[Provided records — start]

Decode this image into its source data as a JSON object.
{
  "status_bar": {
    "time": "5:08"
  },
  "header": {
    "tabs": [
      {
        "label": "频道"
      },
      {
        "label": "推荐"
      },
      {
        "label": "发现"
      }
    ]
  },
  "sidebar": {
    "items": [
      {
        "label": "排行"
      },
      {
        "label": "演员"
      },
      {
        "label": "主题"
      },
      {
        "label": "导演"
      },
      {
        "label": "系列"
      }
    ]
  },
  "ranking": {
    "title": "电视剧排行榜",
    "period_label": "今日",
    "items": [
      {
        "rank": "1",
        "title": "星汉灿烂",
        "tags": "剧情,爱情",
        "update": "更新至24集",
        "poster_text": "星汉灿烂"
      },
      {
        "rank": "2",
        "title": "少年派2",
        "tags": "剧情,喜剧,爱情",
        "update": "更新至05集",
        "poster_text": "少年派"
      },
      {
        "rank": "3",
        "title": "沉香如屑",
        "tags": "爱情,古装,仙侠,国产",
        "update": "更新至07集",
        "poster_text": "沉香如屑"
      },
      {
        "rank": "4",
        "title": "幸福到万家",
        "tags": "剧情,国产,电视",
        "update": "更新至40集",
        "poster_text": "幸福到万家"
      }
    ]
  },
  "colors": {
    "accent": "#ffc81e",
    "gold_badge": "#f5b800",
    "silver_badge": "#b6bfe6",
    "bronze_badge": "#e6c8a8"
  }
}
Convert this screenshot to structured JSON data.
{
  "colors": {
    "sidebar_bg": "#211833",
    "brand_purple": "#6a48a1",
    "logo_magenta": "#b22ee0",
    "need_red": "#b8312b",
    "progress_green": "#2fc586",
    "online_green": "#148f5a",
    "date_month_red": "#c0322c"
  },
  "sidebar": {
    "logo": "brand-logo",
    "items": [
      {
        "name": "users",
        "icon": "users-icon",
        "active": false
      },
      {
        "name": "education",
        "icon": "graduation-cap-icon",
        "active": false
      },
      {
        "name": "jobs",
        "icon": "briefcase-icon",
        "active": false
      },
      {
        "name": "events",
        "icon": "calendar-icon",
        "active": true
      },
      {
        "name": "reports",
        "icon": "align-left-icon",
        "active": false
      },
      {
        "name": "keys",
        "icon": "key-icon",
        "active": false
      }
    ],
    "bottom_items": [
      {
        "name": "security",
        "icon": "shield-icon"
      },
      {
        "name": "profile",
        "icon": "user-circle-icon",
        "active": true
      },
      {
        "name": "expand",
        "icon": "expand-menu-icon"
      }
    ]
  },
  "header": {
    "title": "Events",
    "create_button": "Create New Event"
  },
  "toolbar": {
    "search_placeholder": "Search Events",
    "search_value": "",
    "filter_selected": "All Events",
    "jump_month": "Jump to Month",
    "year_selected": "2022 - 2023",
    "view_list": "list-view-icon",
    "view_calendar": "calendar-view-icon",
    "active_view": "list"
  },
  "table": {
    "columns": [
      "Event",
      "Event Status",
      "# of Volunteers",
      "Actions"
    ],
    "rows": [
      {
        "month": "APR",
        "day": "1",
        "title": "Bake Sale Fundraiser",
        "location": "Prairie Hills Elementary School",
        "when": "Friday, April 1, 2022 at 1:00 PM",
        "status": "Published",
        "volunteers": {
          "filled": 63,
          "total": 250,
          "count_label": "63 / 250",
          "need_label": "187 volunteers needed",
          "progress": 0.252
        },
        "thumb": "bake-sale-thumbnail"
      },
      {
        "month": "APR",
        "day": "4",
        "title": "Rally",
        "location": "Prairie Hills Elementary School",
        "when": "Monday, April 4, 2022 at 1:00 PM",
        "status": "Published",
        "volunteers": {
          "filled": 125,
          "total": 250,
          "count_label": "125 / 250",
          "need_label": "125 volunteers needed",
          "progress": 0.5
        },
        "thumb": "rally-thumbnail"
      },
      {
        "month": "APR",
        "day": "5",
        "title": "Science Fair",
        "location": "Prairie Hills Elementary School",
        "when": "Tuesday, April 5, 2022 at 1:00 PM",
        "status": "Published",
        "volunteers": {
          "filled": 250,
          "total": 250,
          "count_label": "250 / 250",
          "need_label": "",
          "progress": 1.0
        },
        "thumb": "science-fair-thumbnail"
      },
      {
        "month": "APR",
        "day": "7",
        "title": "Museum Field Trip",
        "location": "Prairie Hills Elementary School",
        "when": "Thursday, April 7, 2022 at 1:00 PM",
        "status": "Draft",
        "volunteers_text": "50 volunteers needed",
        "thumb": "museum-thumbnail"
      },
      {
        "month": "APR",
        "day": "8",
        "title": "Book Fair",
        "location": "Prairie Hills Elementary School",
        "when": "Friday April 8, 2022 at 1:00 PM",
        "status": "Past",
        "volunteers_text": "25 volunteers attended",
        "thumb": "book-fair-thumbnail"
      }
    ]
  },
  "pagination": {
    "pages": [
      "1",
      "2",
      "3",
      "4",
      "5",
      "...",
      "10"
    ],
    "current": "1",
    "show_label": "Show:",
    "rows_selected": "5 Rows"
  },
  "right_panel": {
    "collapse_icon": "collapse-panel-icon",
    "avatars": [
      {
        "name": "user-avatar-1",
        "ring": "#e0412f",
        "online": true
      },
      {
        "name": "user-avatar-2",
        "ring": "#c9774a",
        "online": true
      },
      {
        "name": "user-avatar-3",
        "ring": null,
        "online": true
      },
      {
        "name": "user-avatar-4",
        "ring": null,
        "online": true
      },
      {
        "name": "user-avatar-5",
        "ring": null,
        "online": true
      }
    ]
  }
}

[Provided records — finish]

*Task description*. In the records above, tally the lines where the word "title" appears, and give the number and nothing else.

*Answer to this exercise*. 11